Four things to help your student-athlete earn a degree
Collin Williams | Tuesday, May 1, 2018
Balancing school and competitive college sports does not have to be an either/or proposition. In 2015, I spoke with 40 football players from the power five conferences about their experiences as elite athletes. All have since graduated. Among them, 20 walk-on athletes maintained an average GPA of 3.7. Here are four key points that helped them to maintain that balance.
Foster academic identities and motivations. Parents and other loved ones play an important role in the lives of student-athletes, particularly as it pertains to how they are introduced to, become involved in, and develop a commitment to sports. Despite the numerous ways in which coaches, peers and others may praise them for their athletic prowess, student-athletes’ families must counterbalance this by positively reinforcing academic performance.
The literature on student-athletes regularly addresses balancing complex roles and identities as one of their greatest challenges. Further, academic performance is only significantly influenced by academic motivation. Participants in my dissertation study were high-achieving students who developed strong academic identities long before arriving on campus. Regardless of how tired they were or how many hours of practice they had in high school, their parents demanded the same commitment to their coursework. By the time they got to college, scholastic achievement had become a part of their self-identity and something they were committed to on their own.
Many of them credited this to the high academic expectations in their household. Thus, parents of talented athletes should become actively involved in their academic lives, both before and during college. It is imperative that academic success be prioritized over athletic success in the home, because the opposite will almost always be the case outside of the home.
Prioritize academics over athletics. The prioritization of academics over athletics should continue as student-athletes and their families navigate the college choice process. Specifically, student-athletes should view going to college more as an opportunity to learn than to play. The NFL and NBA draft fewer than two percent of college athletes each year; the other 98% must be adequately prepared to find employment elsewhere.
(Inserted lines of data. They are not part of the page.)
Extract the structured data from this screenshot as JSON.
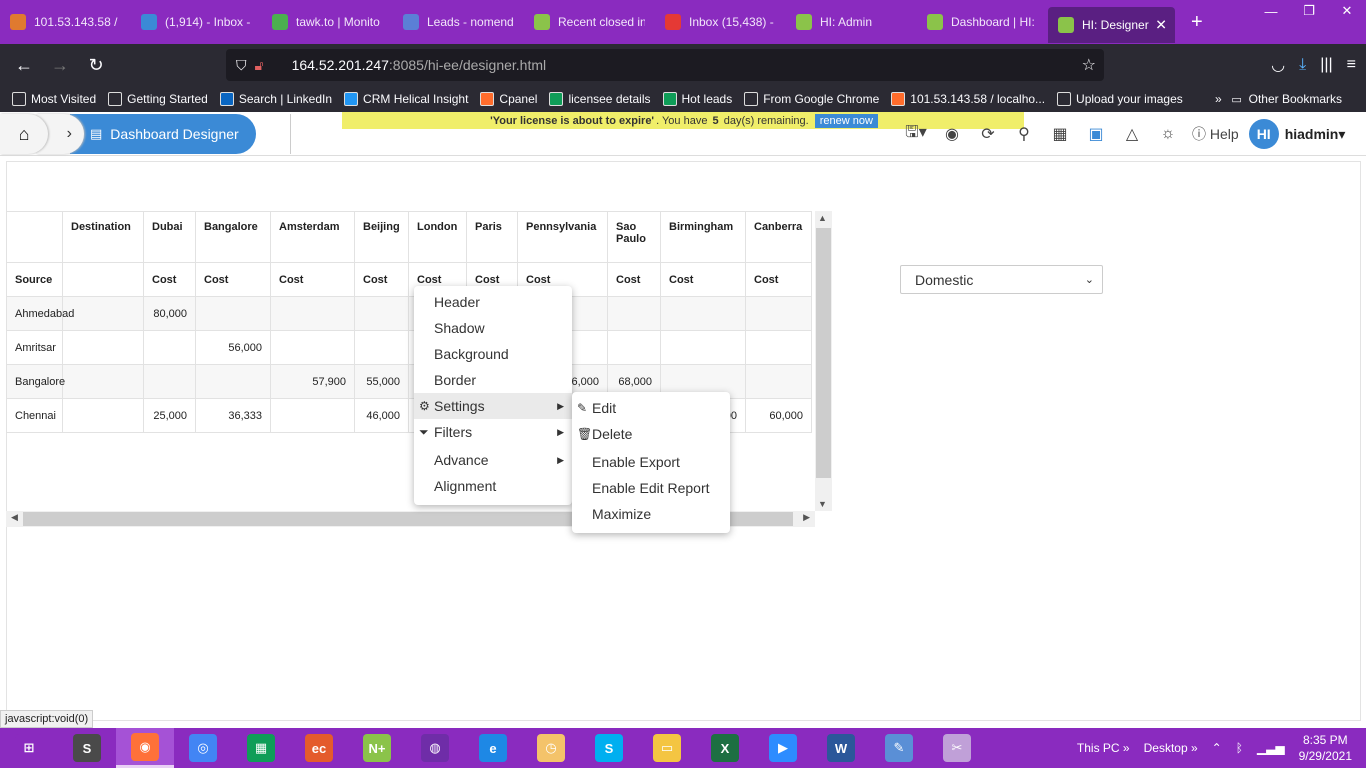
{
  "browser": {
    "tabs": [
      {
        "label": "101.53.143.58 / l",
        "icon": "database-icon",
        "color": "#e07a2f"
      },
      {
        "label": "(1,914) - Inbox -",
        "icon": "mail-icon",
        "color": "#3b8ad6"
      },
      {
        "label": "tawk.to | Monito",
        "icon": "tawk-icon",
        "color": "#4caf50"
      },
      {
        "label": "Leads - nomend",
        "icon": "globe-icon",
        "color": "#5b7fd6"
      },
      {
        "label": "Recent closed in",
        "icon": "helical-icon",
        "color": "#8bc34a"
      },
      {
        "label": "Inbox (15,438) -",
        "icon": "gmail-icon",
        "color": "#e53935"
      },
      {
        "label": "HI: Admin",
        "icon": "helical-icon",
        "color": "#8bc34a"
      },
      {
        "label": "Dashboard | HI: I",
        "icon": "helical-icon",
        "color": "#8bc34a"
      },
      {
        "label": "HI: Designer",
        "icon": "helical-icon",
        "color": "#8bc34a",
        "active": true
      }
    ],
    "url_host": "164.52.201.247",
    "url_rest": ":8085/hi-ee/designer.html",
    "bookmarks": [
      {
        "label": "Most Visited",
        "icon": "gear-icon",
        "color": "#2b2a33"
      },
      {
        "label": "Getting Started",
        "icon": "globe-icon",
        "color": "#2b2a33"
      },
      {
        "label": "Search | LinkedIn",
        "icon": "linkedin-icon",
        "color": "#0a66c2"
      },
      {
        "label": "CRM Helical Insight",
        "icon": "crm-icon",
        "color": "#2196f3"
      },
      {
        "label": "Cpanel",
        "icon": "cpanel-icon",
        "color": "#ff6c2c"
      },
      {
        "label": "licensee details",
        "icon": "plus-sheet-icon",
        "color": "#0f9d58"
      },
      {
        "label": "Hot leads",
        "icon": "plus-sheet-icon",
        "color": "#0f9d58"
      },
      {
        "label": "From Google Chrome",
        "icon": "folder-icon",
        "color": "#2b2a33"
      },
      {
        "label": "101.53.143.58 / localho...",
        "icon": "cpanel-icon",
        "color": "#ff6c2c"
      },
      {
        "label": "Upload your images",
        "icon": "globe-icon",
        "color": "#2b2a33"
      }
    ],
    "other_bookmarks": "Other Bookmarks",
    "status_text": "javascript:void(0)"
  },
  "app": {
    "crumb_label": "Dashboard Designer",
    "license_pre": "'Your license is about to expire'",
    "license_mid": ". You have",
    "license_days": "5",
    "license_post": "day(s) remaining.",
    "renew_label": "renew now",
    "help_label": "Help",
    "avatar_initials": "HI",
    "username": "hiadmin"
  },
  "table": {
    "header_row1": [
      "",
      "Destination",
      "Dubai",
      "Bangalore",
      "Amsterdam",
      "Beijing",
      "London",
      "Paris",
      "Pennsylvania",
      "Sao Paulo",
      "Birmingham",
      "Canberra"
    ],
    "header_row2": [
      "Source",
      "",
      "Cost",
      "Cost",
      "Cost",
      "Cost",
      "Cost",
      "Cost",
      "Cost",
      "Cost",
      "Cost",
      "Cost"
    ],
    "rows": [
      [
        "Ahmedabad",
        "",
        "80,000",
        "",
        "",
        "",
        "",
        "",
        "",
        "",
        "",
        ""
      ],
      [
        "Amritsar",
        "",
        "",
        "56,000",
        "",
        "",
        "",
        "",
        "",
        "",
        "",
        ""
      ],
      [
        "Bangalore",
        "",
        "",
        "",
        "57,900",
        "55,000",
        "",
        "",
        "66,000",
        "68,000",
        "",
        ""
      ],
      [
        "Chennai",
        "",
        "25,000",
        "36,333",
        "",
        "46,000",
        "",
        "",
        "",
        "",
        "00",
        "60,000"
      ]
    ]
  },
  "filter_dropdown": {
    "selected": "Domestic"
  },
  "context_menu": {
    "items": [
      "Header",
      "Shadow",
      "Background",
      "Border",
      "Settings",
      "Filters",
      "Advance",
      "Alignment"
    ]
  },
  "settings_submenu": {
    "items": [
      "Edit",
      "Delete",
      "Enable Export",
      "Enable Edit Report",
      "Maximize"
    ]
  },
  "taskbar": {
    "apps": [
      {
        "name": "start-icon",
        "label": "⊞",
        "color": "#8a2bbf"
      },
      {
        "name": "sublime-icon",
        "label": "S",
        "color": "#4a4a4a"
      },
      {
        "name": "firefox-icon",
        "label": "◉",
        "color": "#ff7139"
      },
      {
        "name": "chrome-icon",
        "label": "◎",
        "color": "#4285f4"
      },
      {
        "name": "store-icon",
        "label": "▦",
        "color": "#0f9d58"
      },
      {
        "name": "eclipse-icon",
        "label": "ec",
        "color": "#e45b2c"
      },
      {
        "name": "notepad-icon",
        "label": "N+",
        "color": "#8bc34a"
      },
      {
        "name": "podcast-icon",
        "label": "◍",
        "color": "#6f2da8"
      },
      {
        "name": "edge-icon",
        "label": "e",
        "color": "#1e88e5"
      },
      {
        "name": "outlook-icon",
        "label": "◷",
        "color": "#f4c36a"
      },
      {
        "name": "skype-icon",
        "label": "S",
        "color": "#00aff0"
      },
      {
        "name": "explorer-icon",
        "label": "▭",
        "color": "#f4c542"
      },
      {
        "name": "excel-icon",
        "label": "X",
        "color": "#1d6f42"
      },
      {
        "name": "zoom-icon",
        "label": "▶",
        "color": "#2d8cff"
      },
      {
        "name": "word-icon",
        "label": "W",
        "color": "#2b579a"
      },
      {
        "name": "snip-icon",
        "label": "✎",
        "color": "#5a8fd6"
      },
      {
        "name": "paint-icon",
        "label": "✂",
        "color": "#c0a0d8"
      }
    ],
    "tray_this_pc": "This PC",
    "tray_desktop": "Desktop",
    "time": "8:35 PM",
    "date": "9/29/2021"
  }
}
Accordingly, it is important student-athletes attend a university that is best suited to develop them holistically, rather than the one that appears to be the most promising pathway to a professional sport career.
Because the recruitment process can be deceptive, Shaun Harper provides a set of questions that may help student-athletes and their families assess whether or not an institution is the right fit: What is the graduation rate for your team? Besides the few who got drafted, what are recent graduates doing? Will you support my interest in spending a semester abroad and doing a summer internship in my field? What will happen to me if I don’t get drafted? How prepared will I be for a career in my field? Can you provide me specific examples of ways you encourage academic success and the holistic development of your players?
Make informed decisions. Based on the reports of the 40 men in this study, student-athletes should temper their expectations of what the student-athlete experience would be like. Common misconceptions include how glamorous big-time football seemed in high school relative to how physically and mentally tough and grueling it became in college. They should also examine the allocation of playing and practice time, particularly for scholarship and walk-on athletes.
Though they expected football to be tough, it was not until they arrived that the revenue-generating athletes understood exactly how challenging their sport commitments would be and how little time football would leave for everything else. Some participants admitted that had they known then what they know about what it takes to make it on the field, they may have thought twice about playing.
To circumvent surprises and mitigate these transitional issues and regrets, student-athletes should not only anticipate coaches overselling their programs, but also seek insight from the older players on the team who can best reveal how demanding being on the team will be. Ideally, student-athletes and their families should be most interested in college and universities where athletic personnel encourage and support players getting involved in aspects of campus life outside of sports.
Get involved in campus life. Finally, as early as their freshmen year, student-athletes should have honest conversations with themselves about their particular sets of circumstances, how they came to be on the roster of a revenue-generating athletic team, and most importantly, what they hope to get out of college?
Whether it was for a free education or the chance to go pro, the athletes identified helping their families out financially as the core of their motivations. Again, as the chances of landing a lucrative professional sport contract are highly unlikely, student-athletes ought to resist the temptation to sacrifice the developmental aspects of college to commit entirely to sport and become engaged inside and outside of the classroom.
Highly engaged students learn more, earn higher GPAs, and develop a wider array of transferable skills that make them more likely to graduate from college and be competitive candidates for employment and graduate study. Though difficult to do with their myriad time constraints, student-athletes ought to strategically take advantage of the clubs, activities, and experiences outside of sports that align with their professional goals.
Collin D Williams Jr PhD is an award-winning author, researcher and consultant based in South Florida. Connect with him here.